### The problem
Exact copies of all the lines below are required.

[Stored data]
== Segment start ==

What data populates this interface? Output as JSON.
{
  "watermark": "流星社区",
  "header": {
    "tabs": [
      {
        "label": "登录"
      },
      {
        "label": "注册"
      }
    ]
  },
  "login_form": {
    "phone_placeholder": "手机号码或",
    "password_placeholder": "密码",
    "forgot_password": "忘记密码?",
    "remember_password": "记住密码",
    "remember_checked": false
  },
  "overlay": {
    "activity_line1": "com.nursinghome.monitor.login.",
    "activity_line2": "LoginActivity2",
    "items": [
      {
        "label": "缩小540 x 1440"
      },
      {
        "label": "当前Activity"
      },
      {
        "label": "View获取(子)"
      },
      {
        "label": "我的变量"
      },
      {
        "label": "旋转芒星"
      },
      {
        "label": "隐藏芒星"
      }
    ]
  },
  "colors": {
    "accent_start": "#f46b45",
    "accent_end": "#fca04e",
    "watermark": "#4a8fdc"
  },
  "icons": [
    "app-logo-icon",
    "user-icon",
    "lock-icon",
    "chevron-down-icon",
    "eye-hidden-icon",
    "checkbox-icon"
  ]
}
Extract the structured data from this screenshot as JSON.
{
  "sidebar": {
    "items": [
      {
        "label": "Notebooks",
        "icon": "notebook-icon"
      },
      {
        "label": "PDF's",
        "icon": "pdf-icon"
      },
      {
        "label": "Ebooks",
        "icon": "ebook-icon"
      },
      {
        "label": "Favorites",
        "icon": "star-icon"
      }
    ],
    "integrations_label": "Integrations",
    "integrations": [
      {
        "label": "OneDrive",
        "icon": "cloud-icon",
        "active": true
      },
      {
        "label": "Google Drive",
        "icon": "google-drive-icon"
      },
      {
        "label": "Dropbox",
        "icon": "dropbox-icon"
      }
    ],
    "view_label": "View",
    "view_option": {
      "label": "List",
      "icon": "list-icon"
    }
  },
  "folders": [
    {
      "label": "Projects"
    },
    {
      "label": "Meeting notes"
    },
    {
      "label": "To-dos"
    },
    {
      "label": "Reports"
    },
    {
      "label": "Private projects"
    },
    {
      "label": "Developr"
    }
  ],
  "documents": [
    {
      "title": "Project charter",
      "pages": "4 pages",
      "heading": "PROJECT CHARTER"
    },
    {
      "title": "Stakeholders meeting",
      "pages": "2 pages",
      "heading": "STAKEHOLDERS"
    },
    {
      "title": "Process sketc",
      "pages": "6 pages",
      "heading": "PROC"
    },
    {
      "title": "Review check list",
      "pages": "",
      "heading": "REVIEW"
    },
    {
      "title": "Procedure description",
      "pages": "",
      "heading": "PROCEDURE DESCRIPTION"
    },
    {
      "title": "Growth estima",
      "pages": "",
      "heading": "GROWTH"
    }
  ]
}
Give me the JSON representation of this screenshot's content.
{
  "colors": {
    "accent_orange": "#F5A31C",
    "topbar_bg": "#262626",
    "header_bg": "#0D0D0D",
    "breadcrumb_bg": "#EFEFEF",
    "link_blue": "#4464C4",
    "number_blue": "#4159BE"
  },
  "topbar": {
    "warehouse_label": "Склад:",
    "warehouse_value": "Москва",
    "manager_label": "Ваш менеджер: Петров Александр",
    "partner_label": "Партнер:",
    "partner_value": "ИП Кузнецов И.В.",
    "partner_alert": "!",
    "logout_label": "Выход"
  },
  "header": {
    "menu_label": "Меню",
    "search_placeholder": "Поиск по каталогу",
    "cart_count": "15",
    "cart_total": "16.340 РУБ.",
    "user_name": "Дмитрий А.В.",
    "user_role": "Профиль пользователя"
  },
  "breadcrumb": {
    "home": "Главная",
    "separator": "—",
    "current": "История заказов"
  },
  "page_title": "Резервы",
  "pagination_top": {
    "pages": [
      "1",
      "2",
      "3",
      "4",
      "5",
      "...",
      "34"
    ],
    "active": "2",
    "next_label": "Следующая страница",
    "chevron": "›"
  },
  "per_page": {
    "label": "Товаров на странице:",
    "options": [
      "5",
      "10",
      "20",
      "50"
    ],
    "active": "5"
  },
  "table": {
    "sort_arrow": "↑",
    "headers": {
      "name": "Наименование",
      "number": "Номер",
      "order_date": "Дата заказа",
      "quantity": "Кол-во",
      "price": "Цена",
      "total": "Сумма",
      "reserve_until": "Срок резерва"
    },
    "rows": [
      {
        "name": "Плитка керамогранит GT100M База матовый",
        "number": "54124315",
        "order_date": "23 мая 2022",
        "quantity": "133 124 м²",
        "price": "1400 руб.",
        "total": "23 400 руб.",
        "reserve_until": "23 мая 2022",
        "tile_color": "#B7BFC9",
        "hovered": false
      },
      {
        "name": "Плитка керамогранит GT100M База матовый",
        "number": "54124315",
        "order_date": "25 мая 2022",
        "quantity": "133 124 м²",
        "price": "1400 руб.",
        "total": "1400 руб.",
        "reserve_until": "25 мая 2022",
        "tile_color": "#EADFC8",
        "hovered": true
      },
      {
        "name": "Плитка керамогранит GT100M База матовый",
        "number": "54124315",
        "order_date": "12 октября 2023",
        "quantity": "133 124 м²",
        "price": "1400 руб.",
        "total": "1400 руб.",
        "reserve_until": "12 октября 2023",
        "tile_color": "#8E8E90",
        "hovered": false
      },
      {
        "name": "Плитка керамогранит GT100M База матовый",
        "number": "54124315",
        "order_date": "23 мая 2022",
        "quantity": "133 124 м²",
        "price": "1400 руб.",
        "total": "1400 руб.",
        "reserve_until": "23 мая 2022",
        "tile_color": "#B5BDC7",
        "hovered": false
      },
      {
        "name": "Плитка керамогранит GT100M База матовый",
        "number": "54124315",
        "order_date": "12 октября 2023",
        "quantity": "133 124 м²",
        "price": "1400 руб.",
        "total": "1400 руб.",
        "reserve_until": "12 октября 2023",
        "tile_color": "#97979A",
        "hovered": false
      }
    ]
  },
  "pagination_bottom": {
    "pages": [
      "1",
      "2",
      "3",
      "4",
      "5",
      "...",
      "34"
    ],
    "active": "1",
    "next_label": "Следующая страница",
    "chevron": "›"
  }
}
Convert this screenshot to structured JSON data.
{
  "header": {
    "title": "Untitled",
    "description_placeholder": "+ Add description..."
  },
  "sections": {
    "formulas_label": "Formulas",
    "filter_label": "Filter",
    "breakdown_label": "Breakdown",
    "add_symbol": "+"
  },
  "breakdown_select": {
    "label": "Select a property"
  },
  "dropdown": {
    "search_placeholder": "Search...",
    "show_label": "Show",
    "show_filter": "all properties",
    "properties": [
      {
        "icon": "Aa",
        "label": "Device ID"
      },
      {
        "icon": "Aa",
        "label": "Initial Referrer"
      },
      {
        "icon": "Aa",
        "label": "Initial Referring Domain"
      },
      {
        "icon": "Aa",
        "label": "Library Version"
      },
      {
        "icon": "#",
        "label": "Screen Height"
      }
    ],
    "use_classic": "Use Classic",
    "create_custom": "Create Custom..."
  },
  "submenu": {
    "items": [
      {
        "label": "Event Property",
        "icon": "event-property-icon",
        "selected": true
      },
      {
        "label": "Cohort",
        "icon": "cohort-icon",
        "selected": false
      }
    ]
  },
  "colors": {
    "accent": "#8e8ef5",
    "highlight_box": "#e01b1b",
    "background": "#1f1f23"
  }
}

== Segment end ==

### Answer space
What data populates this interface? Output as JSON.
{
  "watermark": "流星社区",
  "header": {
    "tabs": [
      {
        "label": "登录"
      },
      {
        "label": "注册"
      }
    ]
  },
  "login_form": {
    "phone_placeholder": "手机号码或",
    "password_placeholder": "密码",
    "forgot_password": "忘记密码?",
    "remember_password": "记住密码",
    "remember_checked": false
  },
  "overlay": {
    "activity_line1": "com.nursinghome.monitor.login.",
    "activity_line2": "LoginActivity2",
    "items": [
      {
        "label": "缩小540 x 1440"
      },
      {
        "label": "当前Activity"
      },
      {
        "label": "View获取(子)"
      },
      {
        "label": "我的变量"
      },
      {
        "label": "旋转芒星"
      },
      {
        "label": "隐藏芒星"
      }
    ]
  },
  "colors": {
    "accent_start": "#f46b45",
    "accent_end": "#fca04e",
    "watermark": "#4a8fdc"
  },
  "icons": [
    "app-logo-icon",
    "user-icon",
    "lock-icon",
    "chevron-down-icon",
    "eye-hidden-icon",
    "checkbox-icon"
  ]
}
Extract the structured data from this screenshot as JSON.
{
  "sidebar": {
    "items": [
      {
        "label": "Notebooks",
        "icon": "notebook-icon"
      },
      {
        "label": "PDF's",
        "icon": "pdf-icon"
      },
      {
        "label": "Ebooks",
        "icon": "ebook-icon"
      },
      {
        "label": "Favorites",
        "icon": "star-icon"
      }
    ],
    "integrations_label": "Integrations",
    "integrations": [
      {
        "label": "OneDrive",
        "icon": "cloud-icon",
        "active": true
      },
      {
        "label": "Google Drive",
        "icon": "google-drive-icon"
      },
      {
        "label": "Dropbox",
        "icon": "dropbox-icon"
      }
    ],
    "view_label": "View",
    "view_option": {
      "label": "List",
      "icon": "list-icon"
    }
  },
  "folders": [
    {
      "label": "Projects"
    },
    {
      "label": "Meeting notes"
    },
    {
      "label": "To-dos"
    },
    {
      "label": "Reports"
    },
    {
      "label": "Private projects"
    },
    {
      "label": "Developr"
    }
  ],
  "documents": [
    {
      "title": "Project charter",
      "pages": "4 pages",
      "heading": "PROJECT CHARTER"
    },
    {
      "title": "Stakeholders meeting",
      "pages": "2 pages",
      "heading": "STAKEHOLDERS"
    },
    {
      "title": "Process sketc",
      "pages": "6 pages",
      "heading": "PROC"
    },
    {
      "title": "Review check list",
      "pages": "",
      "heading": "REVIEW"
    },
    {
      "title": "Procedure description",
      "pages": "",
      "heading": "PROCEDURE DESCRIPTION"
    },
    {
      "title": "Growth estima",
      "pages": "",
      "heading": "GROWTH"
    }
  ]
}
Give me the JSON representation of this screenshot's content.
{
  "colors": {
    "accent_orange": "#F5A31C",
    "topbar_bg": "#262626",
    "header_bg": "#0D0D0D",
    "breadcrumb_bg": "#EFEFEF",
    "link_blue": "#4464C4",
    "number_blue": "#4159BE"
  },
  "topbar": {
    "warehouse_label": "Склад:",
    "warehouse_value": "Москва",
    "manager_label": "Ваш менеджер: Петров Александр",
    "partner_label": "Партнер:",
    "partner_value": "ИП Кузнецов И.В.",
    "partner_alert": "!",
    "logout_label": "Выход"
  },
  "header": {
    "menu_label": "Меню",
    "search_placeholder": "Поиск по каталогу",
    "cart_count": "15",
    "cart_total": "16.340 РУБ.",
    "user_name": "Дмитрий А.В.",
    "user_role": "Профиль пользователя"
  },
  "breadcrumb": {
    "home": "Главная",
    "separator": "—",
    "current": "История заказов"
  },
  "page_title": "Резервы",
  "pagination_top": {
    "pages": [
      "1",
      "2",
      "3",
      "4",
      "5",
      "...",
      "34"
    ],
    "active": "2",
    "next_label": "Следующая страница",
    "chevron": "›"
  },
  "per_page": {
    "label": "Товаров на странице:",
    "options": [
      "5",
      "10",
      "20",
      "50"
    ],
    "active": "5"
  },
  "table": {
    "sort_arrow": "↑",
    "headers": {
      "name": "Наименование",
      "number": "Номер",
      "order_date": "Дата заказа",
      "quantity": "Кол-во",
      "price": "Цена",
      "total": "Сумма",
      "reserve_until": "Срок резерва"
    },
    "rows": [
      {
        "name": "Плитка керамогранит GT100M База матовый",
        "number": "54124315",
        "order_date": "23 мая 2022",
        "quantity": "133 124 м²",
        "price": "1400 руб.",
        "total": "23 400 руб.",
        "reserve_until": "23 мая 2022",
        "tile_color": "#B7BFC9",
        "hovered": false
      },
      {
        "name": "Плитка керамогранит GT100M База матовый",
        "number": "54124315",
        "order_date": "25 мая 2022",
        "quantity": "133 124 м²",
        "price": "1400 руб.",
        "total": "1400 руб.",
        "reserve_until": "25 мая 2022",
        "tile_color": "#EADFC8",
        "hovered": true
      },
      {
        "name": "Плитка керамогранит GT100M База матовый",
        "number": "54124315",
        "order_date": "12 октября 2023",
        "quantity": "133 124 м²",
        "price": "1400 руб.",
        "total": "1400 руб.",
        "reserve_until": "12 октября 2023",
        "tile_color": "#8E8E90",
        "hovered": false
      },
      {
        "name": "Плитка керамогранит GT100M База матовый",
        "number": "54124315",
        "order_date": "23 мая 2022",
        "quantity": "133 124 м²",
        "price": "1400 руб.",
        "total": "1400 руб.",
        "reserve_until": "23 мая 2022",
        "tile_color": "#B5BDC7",
        "hovered": false
      },
      {
        "name": "Плитка керамогранит GT100M База матовый",
        "number": "54124315",
        "order_date": "12 октября 2023",
        "quantity": "133 124 м²",
        "price": "1400 руб.",
        "total": "1400 руб.",
        "reserve_until": "12 октября 2023",
        "tile_color": "#97979A",
        "hovered": false
      }
    ]
  },
  "pagination_bottom": {
    "pages": [
      "1",
      "2",
      "3",
      "4",
      "5",
      "...",
      "34"
    ],
    "active": "1",
    "next_label": "Следующая страница",
    "chevron": "›"
  }
}
Convert this screenshot to structured JSON data.
{
  "header": {
    "title": "Untitled",
    "description_placeholder": "+ Add description..."
  },
  "sections": {
    "formulas_label": "Formulas",
    "filter_label": "Filter",
    "breakdown_label": "Breakdown",
    "add_symbol": "+"
  },
  "breakdown_select": {
    "label": "Select a property"
  },
  "dropdown": {
    "search_placeholder": "Search...",
    "show_label": "Show",
    "show_filter": "all properties",
    "properties": [
      {
        "icon": "Aa",
        "label": "Device ID"
      },
      {
        "icon": "Aa",
        "label": "Initial Referrer"
      },
      {
        "icon": "Aa",
        "label": "Initial Referring Domain"
      },
      {
        "icon": "Aa",
        "label": "Library Version"
      },
      {
        "icon": "#",
        "label": "Screen Height"
      }
    ],
    "use_classic": "Use Classic",
    "create_custom": "Create Custom..."
  },
  "submenu": {
    "items": [
      {
        "label": "Event Property",
        "icon": "event-property-icon",
        "selected": true
      },
      {
        "label": "Cohort",
        "icon": "cohort-icon",
        "selected": false
      }
    ]
  },
  "colors": {
    "accent": "#8e8ef5",
    "highlight_box": "#e01b1b",
    "background": "#1f1f23"
  }
}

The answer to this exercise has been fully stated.